The Comunidad Rafaela Ishton has existed since the 1980s and was one of the first to obtain legal jurisdiction in Argentina. In 1994, the Selk'nam were recognized as an indigenous people by the Argentine state. More than 600 families, in total about 1,000 people, identify themselves as Selk'nam in that country.
Hema’ny Molina, president of the Corporation Selk’nam Chile, and Miguel Pantoja, member of the Community of Rafaela Ishton, do not accept to be seen as “descendants” of the Selk’nam. “I am not a descendant, I am Selk’nam,” says Pantoja. “I have to explain myself and think about myself—it’s something violent,” he continues. Molina, in agreement, adds: “I always knew that I was Selk’nam but that does not mean to live as such or understand how to do it. There are various, complex layers. For many years there was a feeling of loneliness as we were unaware of the existence of other families. It was a feeling of emptiness and complete solitude. Who am I going to talk to? Who am I going to tell? Will people believe me?”

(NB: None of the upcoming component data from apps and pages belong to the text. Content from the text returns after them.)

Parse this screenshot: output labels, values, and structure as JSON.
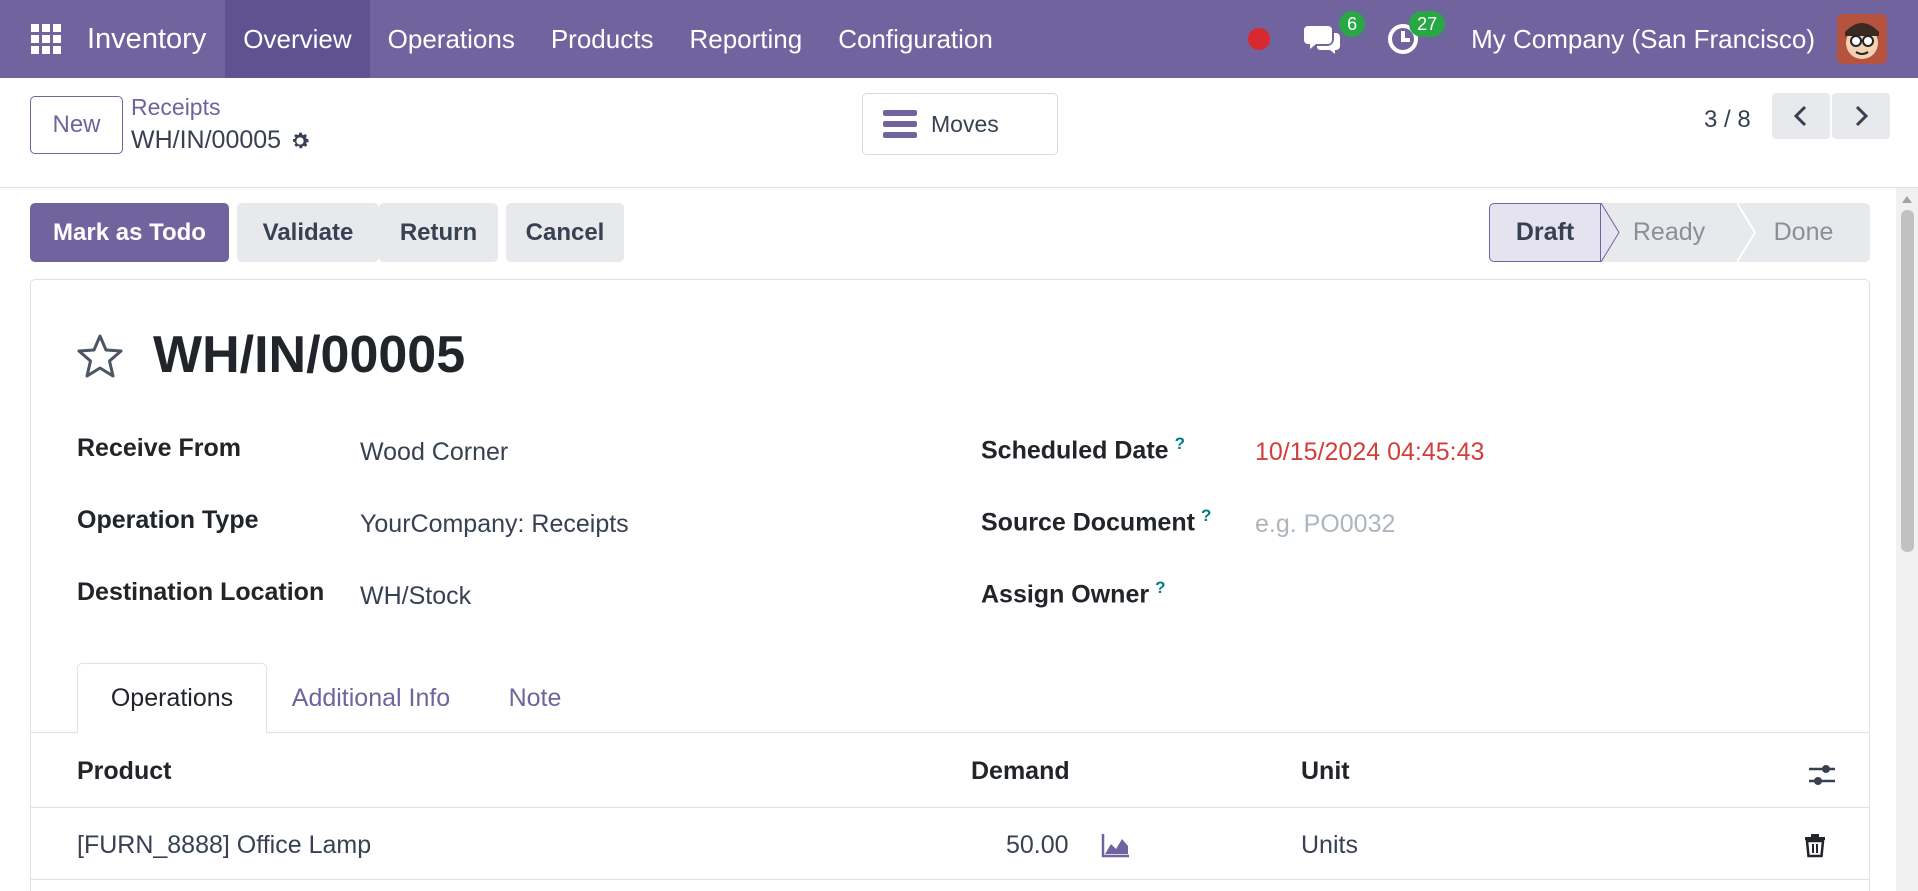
{
  "navbar": {
    "apps_icon": "apps-grid-icon",
    "app_name": "Inventory",
    "menu": [
      "Overview",
      "Operations",
      "Products",
      "Reporting",
      "Configuration"
    ],
    "active_menu": "Overview",
    "messages_count": "6",
    "activities_count": "27",
    "company": "My Company (San Francisco)",
    "brand_color": "#71639e"
  },
  "control_panel": {
    "new_label": "New",
    "breadcrumb_parent": "Receipts",
    "breadcrumb_current": "WH/IN/00005",
    "moves_label": "Moves",
    "pager": "3 / 8"
  },
  "actions": {
    "mark_todo": "Mark as Todo",
    "validate": "Validate",
    "return": "Return",
    "cancel": "Cancel"
  },
  "status": {
    "stages": [
      "Draft",
      "Ready",
      "Done"
    ],
    "current": "Draft"
  },
  "form": {
    "title": "WH/IN/00005",
    "fields": {
      "receive_from": {
        "label": "Receive From",
        "value": "Wood Corner"
      },
      "operation_type": {
        "label": "Operation Type",
        "value": "YourCompany: Receipts"
      },
      "destination_location": {
        "label": "Destination Location",
        "value": "WH/Stock"
      },
      "scheduled_date": {
        "label": "Scheduled Date",
        "value": "10/15/2024 04:45:43",
        "value_color": "#d23f3a"
      },
      "source_document": {
        "label": "Source Document",
        "placeholder": "e.g. PO0032"
      },
      "assign_owner": {
        "label": "Assign Owner",
        "value": ""
      }
    },
    "help_mark": "?"
  },
  "tabs": [
    "Operations",
    "Additional Info",
    "Note"
  ],
  "active_tab": "Operations",
  "table": {
    "headers": [
      "Product",
      "Demand",
      "Unit"
    ],
    "rows": [
      {
        "product": "[FURN_8888] Office Lamp",
        "demand": "50.00",
        "unit": "Units"
      }
    ]
  }
}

“I always knew that I was Selk’nam but that does not mean to live as such or understand how to do it. There are various, complex layers. For many years there was a feeling of loneliness as we were unaware of the existence of other families. It was a feeling of emptiness and complete solitude. Who am I going to talk to? Who am I going to tell? Will people believe me?”
In Chile, Corporación Selk'nam won legal jurisdiction in 2015. The organization has more than 50 members, and their families, in total, number about 200 people. According to the 2017 Chilean census, 1,144 people identified themselves as Selk'nam. Still, the Chilean state does not recognize the existence of the Selk'nam as a people. The Corporation Selk'nam fights for the inclusion of the Selk'nam in the list of "main ethnic groups" recognized by the Indigenous Law No. 19,253, of 1993.
They have the help of researchers from two Chilean universities: Universidad Católica Silva Henríquez and the Universidad de Magallanes. Alejandro Núñez Guerrero, director of the Centro Universatario of the Universidad de Magallanes in Porvenir, Chile, has been forging agreements to carry out more field research. Among their findings so far was a recent discovery that the first settlers' ranch on Tierra del Fuego was built on the Chilean side and not on the Argentine side, as previously believed, and that the Selk'nam are actually more numerous on the island. All of these are fundamental facts in the recognition process.
For their part, Héctor Vásquez Chogue, former vice-president of the Covadonga Ona community, and his brother, José Luis Vásquez Chogue, secretary of the Selk'nam Corporation, have been on a personal quest for more than thirty years. The recent journey of self-discovery as Selk'nam has also turned into a tour of endless meetings with Chilean politicians to incorporate the Selk'nam into the Indigenous Law. The main objective is to make them known as living Selk'nam, as a modern and integrated people, unlike what is currently taught. "It is difficult to say who I am, because the State does not recognize us," says José.
The Selk'nam hope to receive official recognition in early 2022, the deadline which the Chilean state has given the community to prove they are alive.